So yesterday was the anniversary of Rouhani’s election, and two days before that was the anniversary of 2009 elections that led to the protests and the house arrest of Mir-Hossein Mousavi and Mehdi Karroubi, the candidates who had “lost” that election, and Zahran Rahnavard, Mousavi’s wife. As someone who lives in Tehran, I can attest the city seemed very tense. There was no opposition activity, but the police was heavily present everywhere, and it seemed they are ready for a crackdown.
Things got quite intense in Rouhani’s speech about the anniversary of his election as well.
According to a report by BBC Persian (link in Persian), people who had attended the ceremony chanted slogans in defense of Mir-Hossein Mousavi, asking for his release, and also more general chants for all political prisoners to be freed. If you go the link, you will see two photos, one a woman with a green wristband holding Rouhani’s picture (green is the color of 2009 protests), and another woman with a green hijab holding a paper with “end the house arrest” written on it.
This was a demand that Rouhani did not respond to himself, as he has chosen to remain silent on this issue since he was elected, although reliable and trustworthy people have said he is pursuing their release in the backstage through negotiations with the regime. But another speaker in the same ceremony (a university professor called Mohammad Hashemi) frankly asked for their release, calling these people azadeh, which is a very loaded word culturally and ideologically, and it refers to the Iranian soldiers who were imprisoned by the Iraq during the Iran-Iraq War. And he called these prisons and house arrests “sinful”.
Rouhani himself also took to the stage and once again harshly slammed his conservative critics, saying “What did we say that some people are so angry?

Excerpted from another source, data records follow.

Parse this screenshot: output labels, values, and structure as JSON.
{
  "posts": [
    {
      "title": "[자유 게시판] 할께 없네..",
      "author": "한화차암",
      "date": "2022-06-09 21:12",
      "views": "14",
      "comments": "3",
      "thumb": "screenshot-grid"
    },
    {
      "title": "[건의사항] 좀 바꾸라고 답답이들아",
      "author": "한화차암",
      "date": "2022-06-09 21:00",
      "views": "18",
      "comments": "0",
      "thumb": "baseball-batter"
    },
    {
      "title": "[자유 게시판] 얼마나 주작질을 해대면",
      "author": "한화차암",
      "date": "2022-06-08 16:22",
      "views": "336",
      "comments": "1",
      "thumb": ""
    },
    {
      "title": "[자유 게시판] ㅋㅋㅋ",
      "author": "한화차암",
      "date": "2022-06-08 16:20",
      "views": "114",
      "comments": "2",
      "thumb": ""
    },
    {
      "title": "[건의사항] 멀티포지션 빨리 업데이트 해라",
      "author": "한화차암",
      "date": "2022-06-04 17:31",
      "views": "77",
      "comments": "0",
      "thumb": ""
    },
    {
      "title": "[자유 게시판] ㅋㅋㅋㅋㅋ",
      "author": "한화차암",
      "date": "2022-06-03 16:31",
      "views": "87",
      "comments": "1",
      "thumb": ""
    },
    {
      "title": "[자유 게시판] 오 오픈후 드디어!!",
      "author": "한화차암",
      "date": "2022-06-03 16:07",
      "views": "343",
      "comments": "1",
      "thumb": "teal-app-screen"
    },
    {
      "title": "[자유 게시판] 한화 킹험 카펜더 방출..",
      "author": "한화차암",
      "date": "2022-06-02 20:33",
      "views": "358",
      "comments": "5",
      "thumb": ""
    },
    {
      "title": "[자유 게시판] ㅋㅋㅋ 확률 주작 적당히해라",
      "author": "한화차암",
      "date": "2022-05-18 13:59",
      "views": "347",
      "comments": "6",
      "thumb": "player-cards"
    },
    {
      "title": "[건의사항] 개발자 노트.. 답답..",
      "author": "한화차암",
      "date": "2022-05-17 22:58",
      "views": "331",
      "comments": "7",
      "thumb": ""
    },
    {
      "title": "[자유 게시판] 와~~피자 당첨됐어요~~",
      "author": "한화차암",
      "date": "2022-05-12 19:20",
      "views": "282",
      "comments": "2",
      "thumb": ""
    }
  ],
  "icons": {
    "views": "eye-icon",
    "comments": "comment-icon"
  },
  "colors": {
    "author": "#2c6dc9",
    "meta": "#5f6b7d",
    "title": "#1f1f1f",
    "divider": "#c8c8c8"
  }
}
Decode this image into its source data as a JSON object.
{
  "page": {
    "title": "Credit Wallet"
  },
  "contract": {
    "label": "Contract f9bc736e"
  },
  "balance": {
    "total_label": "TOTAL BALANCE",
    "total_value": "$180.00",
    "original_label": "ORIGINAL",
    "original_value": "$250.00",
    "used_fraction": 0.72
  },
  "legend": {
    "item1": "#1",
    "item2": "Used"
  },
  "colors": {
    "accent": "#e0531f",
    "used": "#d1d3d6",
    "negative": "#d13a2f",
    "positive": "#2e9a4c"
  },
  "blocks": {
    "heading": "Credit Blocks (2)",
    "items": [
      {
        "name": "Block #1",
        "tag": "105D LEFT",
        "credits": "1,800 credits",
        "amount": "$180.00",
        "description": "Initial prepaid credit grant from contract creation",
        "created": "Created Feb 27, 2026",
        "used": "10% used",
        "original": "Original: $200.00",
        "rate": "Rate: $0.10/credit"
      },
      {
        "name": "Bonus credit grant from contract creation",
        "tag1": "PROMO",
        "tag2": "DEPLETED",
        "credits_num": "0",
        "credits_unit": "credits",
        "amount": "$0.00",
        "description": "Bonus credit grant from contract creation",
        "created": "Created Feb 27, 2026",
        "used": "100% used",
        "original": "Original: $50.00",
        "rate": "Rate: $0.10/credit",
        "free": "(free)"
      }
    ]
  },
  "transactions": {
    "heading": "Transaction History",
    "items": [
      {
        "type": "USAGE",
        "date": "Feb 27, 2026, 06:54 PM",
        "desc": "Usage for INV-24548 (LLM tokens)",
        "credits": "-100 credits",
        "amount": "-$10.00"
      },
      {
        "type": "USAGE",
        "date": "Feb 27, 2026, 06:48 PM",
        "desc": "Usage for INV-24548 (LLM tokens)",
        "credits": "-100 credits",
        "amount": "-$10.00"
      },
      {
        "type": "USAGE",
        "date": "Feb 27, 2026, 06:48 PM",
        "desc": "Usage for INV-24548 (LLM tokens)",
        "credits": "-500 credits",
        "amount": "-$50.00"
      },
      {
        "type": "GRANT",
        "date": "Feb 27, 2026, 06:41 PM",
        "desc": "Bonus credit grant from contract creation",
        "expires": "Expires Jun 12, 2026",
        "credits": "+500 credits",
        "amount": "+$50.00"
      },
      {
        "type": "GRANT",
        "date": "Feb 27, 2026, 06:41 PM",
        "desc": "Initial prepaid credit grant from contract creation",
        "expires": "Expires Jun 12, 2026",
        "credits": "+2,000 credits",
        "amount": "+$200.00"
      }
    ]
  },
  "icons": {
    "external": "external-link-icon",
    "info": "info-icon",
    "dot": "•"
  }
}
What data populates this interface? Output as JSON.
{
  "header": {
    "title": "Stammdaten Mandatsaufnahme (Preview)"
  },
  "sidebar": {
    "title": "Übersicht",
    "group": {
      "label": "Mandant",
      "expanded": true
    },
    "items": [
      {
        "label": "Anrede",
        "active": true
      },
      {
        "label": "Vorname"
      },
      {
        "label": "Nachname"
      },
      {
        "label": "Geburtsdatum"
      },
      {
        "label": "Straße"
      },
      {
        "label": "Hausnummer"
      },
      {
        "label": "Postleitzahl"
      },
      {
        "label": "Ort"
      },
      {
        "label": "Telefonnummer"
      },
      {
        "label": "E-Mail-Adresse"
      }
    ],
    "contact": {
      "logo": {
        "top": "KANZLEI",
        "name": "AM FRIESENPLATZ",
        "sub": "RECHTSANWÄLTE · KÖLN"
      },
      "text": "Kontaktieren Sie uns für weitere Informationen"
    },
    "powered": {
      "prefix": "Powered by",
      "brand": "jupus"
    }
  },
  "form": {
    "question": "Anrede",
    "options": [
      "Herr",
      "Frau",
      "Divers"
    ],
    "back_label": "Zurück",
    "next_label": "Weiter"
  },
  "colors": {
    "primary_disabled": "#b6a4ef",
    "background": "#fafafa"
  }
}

We said people should be in charge of their own culture and they should thrive their culture themselves. Culture is not like a pill that you can buy in a pharmacy. It seems some people live in the stone age and think that way.” He also said: “The country, the constitution, the Supreme Leader, national interests, and the future of the country belong to all people, all ethnic groups, all religions. Iran belongs to all Iranians.” (“Iran belongs to all Iranians” is a very common reformist slogan and again a very loaded culturally and ideologically.) He insisted that he’s decisive in this path “whether some like it or not”.
There’s no way this protests was not constructed by the government, and it seem to be his continual effort to pressure the regime on the internal front.
This continues a string of similar fights. The latest conservative backlash comes from the head of the Judiciary Sadegh Larijani who had said “To say that we don’t take people to Paradise by force is a liberal and modernist thing to say”, and presumably he dropped the mic and left and saw no reason for more arguments.
This also comes after similar words from Ali Jannati, Rouhani’s minister of culture. Via Al-Monitor:
At a meeting with Iran’s Chamber of Commerce, Culture Minister Ali Jannati warned that the government’s initial rejection of new technologies and later acceptance was causing the country to fall behind. At the informal breakfast meeting, Jannati also criticized the blocking of popular social media websites, jamming satellite stations and the lack of tolerance of officials toward opposing views.
“In social media and the virtual world, we still do not know if we are supposed to block Viber and WhatsApp or not,” said Jannati, referring to a quarrel between the administration and the judiciary, which ordered that the websites be blocked.
Jannati said, “There was a time we had problems with video. There was even a time we had issue with the fax machine. When I was governor of Khorasan, [Mohammad] Gharazi was the communications minister. During that time they sent a fax machine for the ministers and governors. And they sent a confidential letter along with it that said, ‘This fax machine should only be in your room, and only you should have access to this.’”
“Apparently we have to confront every new phenomenon and after time has passed, then accept it,” Jannati said. “We always want to have a 20-year distance with the world. Let’s at least move along with the world.”
Turning to Iran’s jamming of satellite signals, Jannati asked, “How much do we use satellites now? Shiites across the world rent a satellite and make statements. There was a time we could not even send one book to Saudi Arabia. We can disseminate our work through satellite and the Internet. But instead of using their facilities, we limit access so that others don’t use it.”
He continued, “Right now, the Americans are busy installing 14 satellites with an altitude of less than 1,000 km. Then you can easily watch satellite stations on your cell phones. Instead of thinking of what the best way is to use these facilities, we think of how to jam these satellites so that others don’t use it. This mentality needs to change.”
“I completely believe in this, and I welcome your help in this field. … In the domain of culture, for there to be movement and creativity, it needs an open environment,” Jannati said. “I have said this numerous times, that we cannot grow culture in a closed environment. We have to develop culture in an open environment with contrasting ideas and an exchange of ideas.”
“We still do not have the tolerance to listen to views that are opposing and different to our own tastes. We have to create this tolerance within ourselves.” In reference to President Hassan Rouhani’s comment that “heaven cannot be forced,” condemned by hard-liners, Jannati added, “Our president speaks one sentence, and they cannot tolerate this one sentence. They ask if you studied in England or Qom.”
This was your update of the current situation going on in Iran. Here is my report of the previous update.